Football could be coming back to Ottawa…again.
Since the Rough Riders left in 1996, several attempts have been made to try and bring them back.
Now, the Ottawa Football Union (OFU) has begun another campaign to resurrect the team by the year 2000.
But first it needs $4 million to convince the CFL that there is support for a team in Ottawa.
So the OFU has a plan based in community ownership. About $1.4 million is expected to come from the business community, with the rest from individual supporters.
“Every dollar we gain in corporate support we can deduct from public support,” says Micky Green, head of the OFU.
Although Green would not say which businesses are on board, he says there has been interest.
One reason is that businesses in Centretown stand to profit if football comes back to Ottawa.
It’s not the roaring crowds in the stadium that excite retailers and restauranteurs but where those crowds could go before and after the games.
“I think the business community recognizes the financial benefits of professional sports,” says Peter Harris, manager of the Sparks Street Mall. “When you have 20,000 people coming downtown and they’re buying things like food and gas.”
Gerry LePage, executive director of the Bank Street Promenade, agrees.
LePage figures there could be “hundreds of thousands of dollars in economic spin-offs” per game.
Despite the potential boom times the CFL could bring, neither group has officially given their support to the bid.
“I think the word on the street is wait and see,” said LePage. “You have leaders and you have laggards.

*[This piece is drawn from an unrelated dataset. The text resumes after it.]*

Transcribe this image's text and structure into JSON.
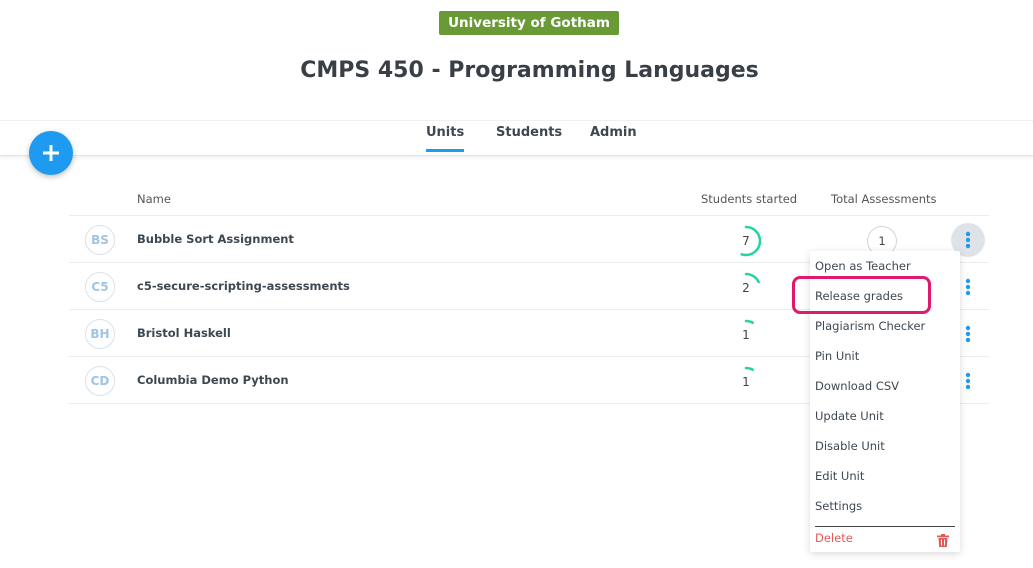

And most of us are going to wait and see where the wind blows.”
Green expected the guarded reaction.
“I can tell you at this point we’ve had a lot of discussion with people in the business community,” says Green. “I’m sure you can appreciate that it’s a snowball effect.”
Green says businesses want to know how the public feels before making a move.
“When you purchase a membership as an individual, you are granted a degree of anonymity. When you are a business, you don’t have that luxury.”
Supporters are being asked to buy $200 memberships to support the campaign. Those memberships give them the chance to vote, run for the board and jump to the head of the line for season and Grey Cup tickets.
Green says the goal is to sell at least 6,500 memberships this year.
Green expects that businesses will cough up the cash as more and more people are seen supporting the cause. The critical moment, says Green, will be the public rally planned for Oct. 3.
Some businesses have given their support in other ways. CFRA has made and played commercials without charge.
“The bottom line is we have had people step up, [but] we’re not where we need to be yet.” says Green. “They’re comfortable with the plan, they’re comfortable with our goals.”
“Where there’s a will, there’s a way,” says LePage. “I’m a firm believer in that.”
Team – St. Anthony’s Under-14 Soccer Club
Position – Centre/Midfield
School – Grade 9 at Immaculata High School
Age – 14 years
Hobbies – Basketball, volleyball and soccer; president of the Student Athletic Association.
Hero – Alessandro Del Piero, soccer player for Juventus, Italian Soccer League
Future Goals – “I’d like a scholarship to play soccer at a Canadian or American university. One day I want to be a professional soccer player in Europe.”